**About this exercise**. Look through the records that follow. Copy every line containing the word "title".

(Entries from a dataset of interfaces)
---

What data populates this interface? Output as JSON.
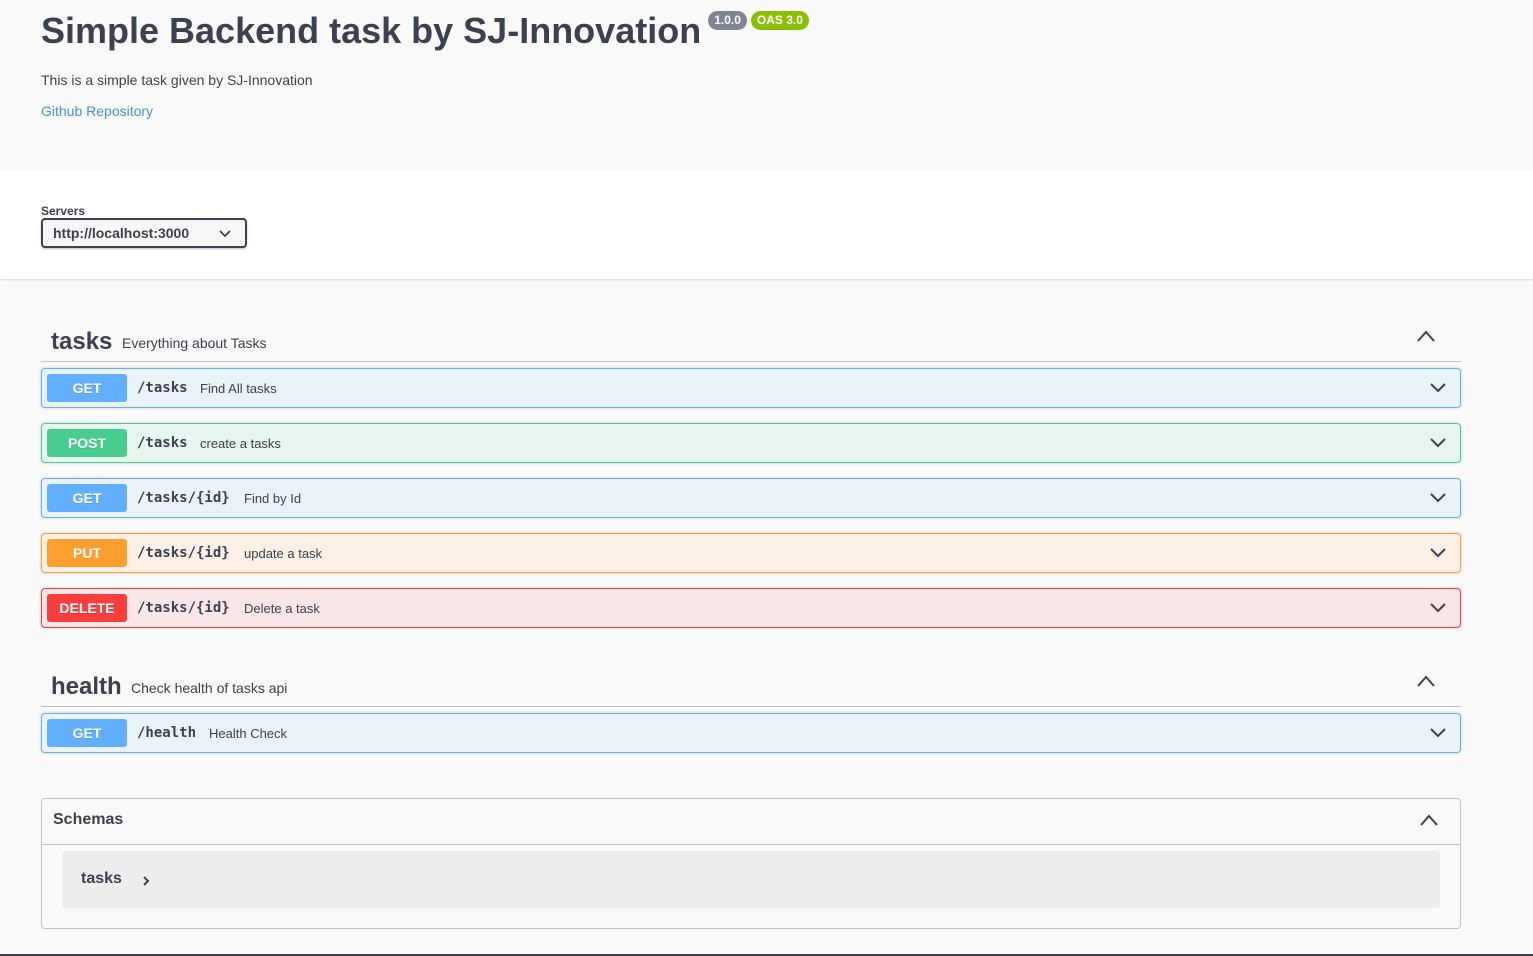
{
  "info": {
    "title": "Simple Backend task by SJ-Innovation",
    "version": "1.0.0",
    "oas": "OAS 3.0",
    "description": "This is a simple task given by SJ-Innovation",
    "repo_link": "Github Repository"
  },
  "servers": {
    "label": "Servers",
    "selected": "http://localhost:3000"
  },
  "tags": [
    {
      "name": "tasks",
      "description": "Everything about Tasks",
      "operations": [
        {
          "method": "GET",
          "path": "/tasks",
          "summary": "Find All tasks"
        },
        {
          "method": "POST",
          "path": "/tasks",
          "summary": "create a tasks"
        },
        {
          "method": "GET",
          "path": "/tasks/{id}",
          "summary": "Find by Id"
        },
        {
          "method": "PUT",
          "path": "/tasks/{id}",
          "summary": "update a task"
        },
        {
          "method": "DELETE",
          "path": "/tasks/{id}",
          "summary": "Delete a task"
        }
      ]
    },
    {
      "name": "health",
      "description": "Check health of tasks api",
      "operations": [
        {
          "method": "GET",
          "path": "/health",
          "summary": "Health Check"
        }
      ]
    }
  ],
  "schemas": {
    "title": "Schemas",
    "models": [
      "tasks"
    ]
  },
  "icons": {
    "tag_toggle": "chevron-up-icon",
    "op_toggle": "chevron-down-icon",
    "model_toggle": "chevron-right-icon"
  },
  "colors": {
    "get": "#61affe",
    "post": "#49cc90",
    "put": "#fca130",
    "delete": "#f93e3e",
    "link": "#4990e2",
    "version_badge": "#7d8492",
    "oas_badge": "#89bf04"
  }
}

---

**Task answer**.
    "title": "Simple Backend task by SJ-Innovation",
    "title": "Schemas",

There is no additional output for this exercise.